Gold bars
Gold prices always go up in times of investment trouble, but analysts say this year's rise won't last long. Reuters

Gold is always an appealing investment in times of trouble. And as the Middle East conflict intensifies and Russian-backed rebels continue their activities in Ukraine, the metal has had a great run in the past few months. But analysts say the popularity won’t last.

On Thursday gold was trading at $1,287 per ounce, down from a high of $1,350 earlier in July.

“Gold is a cheap way of hedging against the economic risk, and it also does not hurt to hedge against violence in the Middle East and Eastern Europe,” Standard Life Investments Ltd. strategist Frances Hudson told Bloomberg.

However, “expectations of higher interest rates and strength in the equity market may dash all hopes of gold rising,” he added.

Gold-backed exchange-traded products saw outflows of $319 million in the first six months of this year, but took in $536.81 million in July, a 1 percent gain.
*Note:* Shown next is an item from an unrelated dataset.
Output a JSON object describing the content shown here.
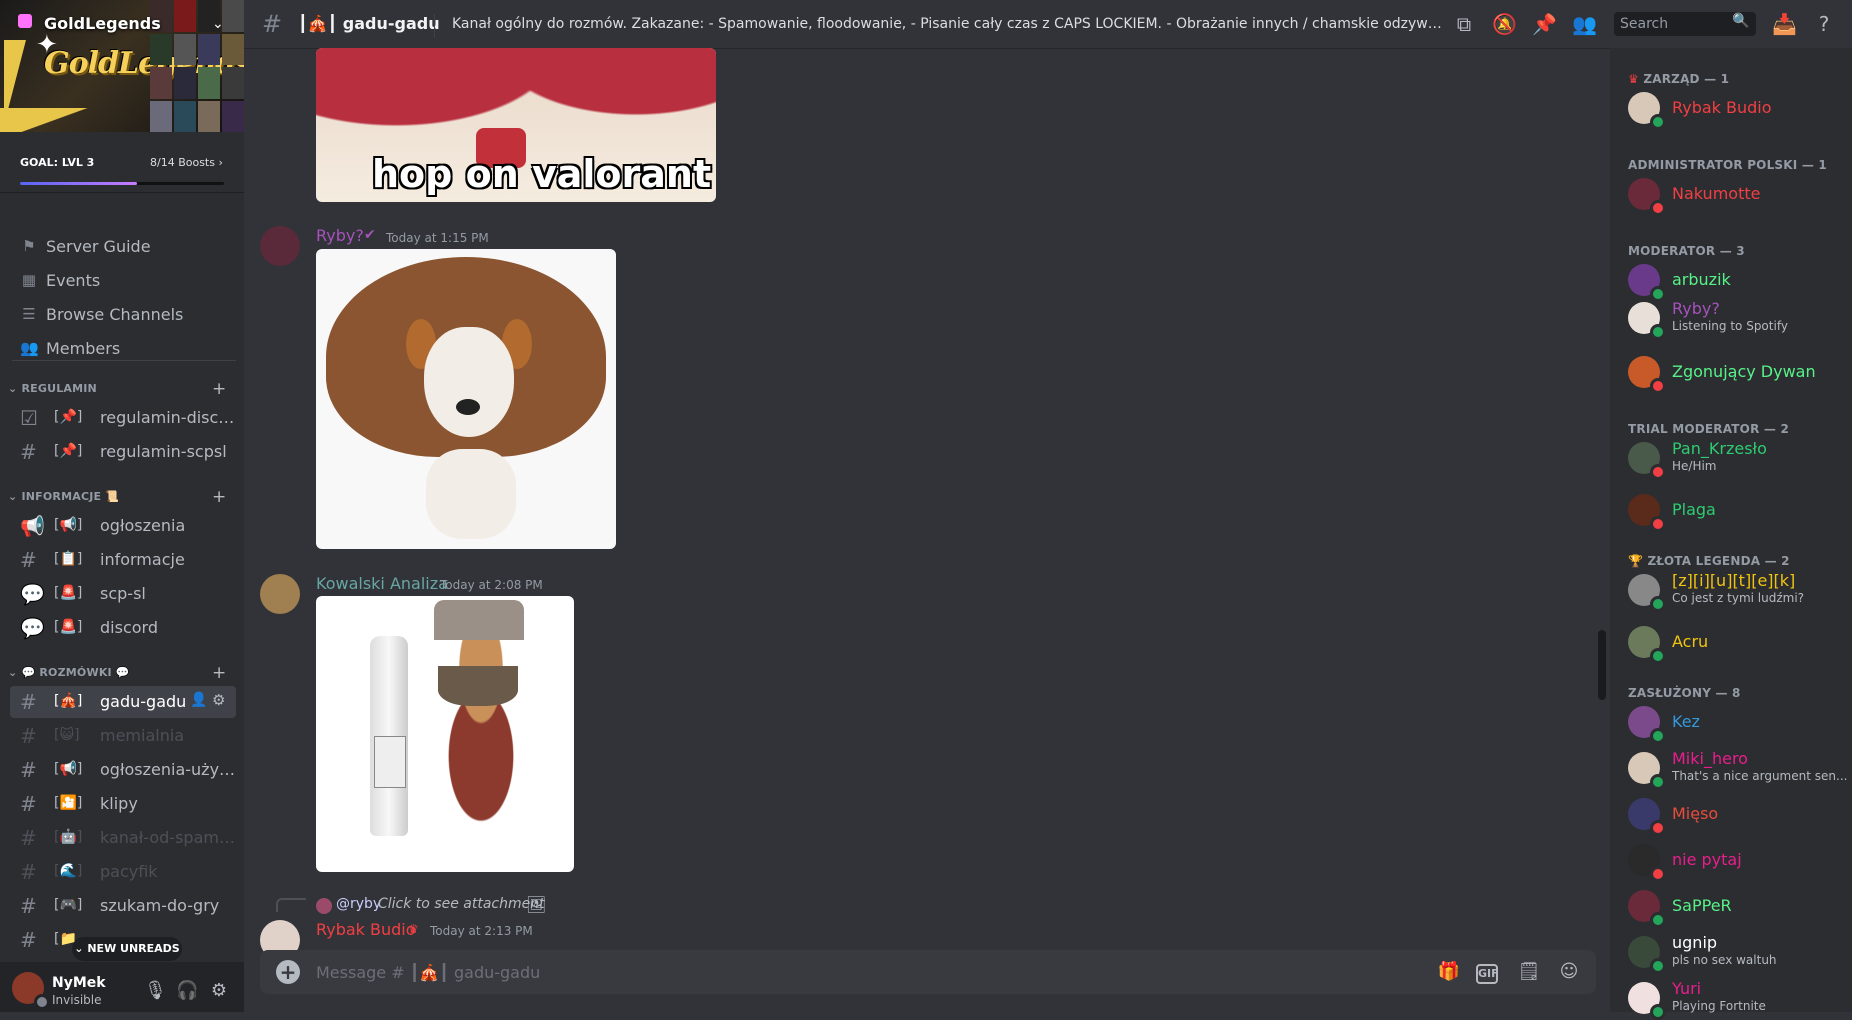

The metal usually turns on U.S. monetary decisions. For example, it hit a record price of $1,921.17 per ounce in 2011, as investors feared inflation and weakening currencies. When markets rallied in 2013, the price fell 28 percent as investors sold their gold exchange-traded products. But the price jumped back up again this year, after slow U.S. economic growth, emerging market selloffs and geopolitical turmoil.

Now prices are continuing to slip after the U.S. Federal Reserve announced that it would continue to scale back its monthly bond purchases. The news came just a few hours after a better-than-expected economic growth report.

“You have an economy on the mend,” Integrated Brokerage Services precious metals dealer Frank McGhee told the Wall Street Journal.

“If you get a good jobs report on Friday, you’ll see more of a sentiment in the market for ending stimulus faster or raising rates,” he added.